02-21-2005, 10:35 PM

I often hear patients ask whether titanium is better than stainless steel implants (or vise versa). I just came across the following abstract regarding a problem with titanium implants and thought I should post it:

Spine. 2005 Feb 15;30(4):375-9. Related Articles, Links

The memory properties of cold-worked titanium rods in scoliosis constructs.

Burger EL, Baratta RV, King AG, Easton R, Lu Y, Solomonow M, Riemer BL.

Department of Orthopedics, Bioengineering Laboratory, Louisiana State University Health Sciences Center, New Orleans, Louisiana 70112, USA. EBurge1@lsuhsc.edu

STUDY DESIGN: Time series monitoring changes in titanium and stainless steel rod curvature kept at a constant temperature of 37 C as a function of time. OBJECTIVES: To assess the possibility of loss of curvature in titanium rods after scoliosis surgery. SUMMARY OF BACKGROUND DATA: Titanium rods have gained use in scoliosis surgery due to their excellent biocompatibility, while allowing medical personnel to obtain undistorted magnetic resonance imaging scans following surgery. However, the impression of several clinicians has been that when screw pullout and/or loss of sagittal balance occurs, it may be due to the rods losing some of their curvature. METHODS: Five 6-mm rods of differing compositions and lengths (titanium 300 and 100 mm, stainless steel 300 and 100 mm, prebent titanium 85 mm) were bent at room temperature with a 3-point rod bender, then placed in an incubator at 37 C. Digital photographs were taken every 2 weeks and analyzed to extract the radius of curvature of each rod. RESULTS: The Ti rods had a significantly decreasing curvature with time. The prebent Ti and stainless steel rods did not exhibit significant change in curvature. CONCLUSIONS: Titanium rods bent at room temperature and then exposed to body temperature over time tend to exhibit "metal memory"; they gradually revert to their original shape. This may result in loss of sagittal balance and/or proximal screw pullout.

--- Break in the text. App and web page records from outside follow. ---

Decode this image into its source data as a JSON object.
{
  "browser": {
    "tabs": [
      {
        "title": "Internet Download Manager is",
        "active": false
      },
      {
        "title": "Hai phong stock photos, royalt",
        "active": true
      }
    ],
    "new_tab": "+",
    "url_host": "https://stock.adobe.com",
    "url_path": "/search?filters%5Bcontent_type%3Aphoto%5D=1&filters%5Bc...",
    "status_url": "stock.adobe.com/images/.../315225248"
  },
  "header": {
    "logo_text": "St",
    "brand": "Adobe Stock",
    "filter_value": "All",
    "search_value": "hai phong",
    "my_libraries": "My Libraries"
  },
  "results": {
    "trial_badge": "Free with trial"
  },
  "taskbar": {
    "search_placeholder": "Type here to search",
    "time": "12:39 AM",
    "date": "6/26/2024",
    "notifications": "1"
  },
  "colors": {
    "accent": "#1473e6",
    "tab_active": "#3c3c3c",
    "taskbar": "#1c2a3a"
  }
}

02-22-2005, 04:43 PM
that doesn't make me feel too good since my daughter just had surgery with titanium rods. I think, i could be wrong but alot of drs now seem to be using the titanium instead of stainless steel.

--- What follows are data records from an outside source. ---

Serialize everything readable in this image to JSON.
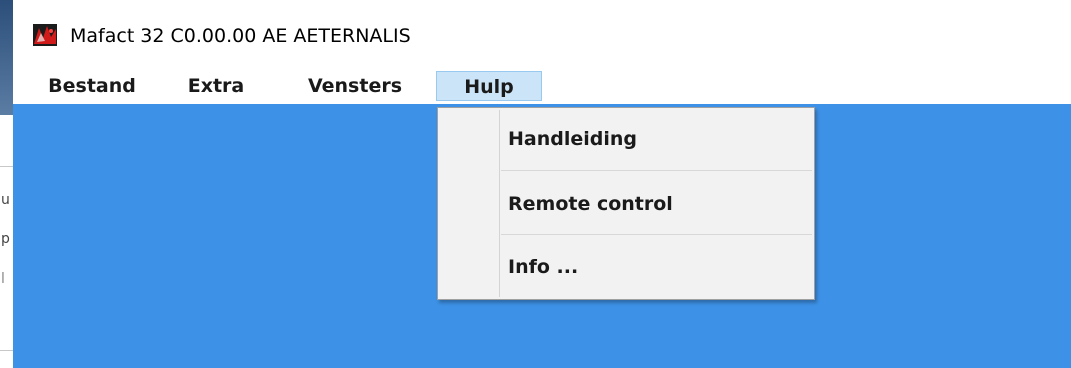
{
  "window": {
    "title": "Mafact 32 C0.00.00  AE AETERNALIS",
    "icon": "mafact-app-icon"
  },
  "menu_bar": {
    "items": [
      {
        "label": "Bestand"
      },
      {
        "label": "Extra"
      },
      {
        "label": "Vensters"
      },
      {
        "label": "Hulp",
        "active": true
      }
    ]
  },
  "help_menu": {
    "items": [
      {
        "label": "Handleiding"
      },
      {
        "label": "Remote control"
      },
      {
        "label": "Info ..."
      }
    ]
  },
  "background_window": {
    "glyphs": [
      "u",
      "p",
      "l"
    ]
  },
  "colors": {
    "workspace": "#3d91e6",
    "menu_active_bg": "#cce4f7",
    "menu_active_border": "#99c9ef",
    "dropdown_bg": "#f2f2f2"
  }
}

02-22-2005, 06:02 PM
It seems that every doctor has their own preference. At UCSF, where they do hundreds of these surgeries each year, I believe they use almost entirely SS.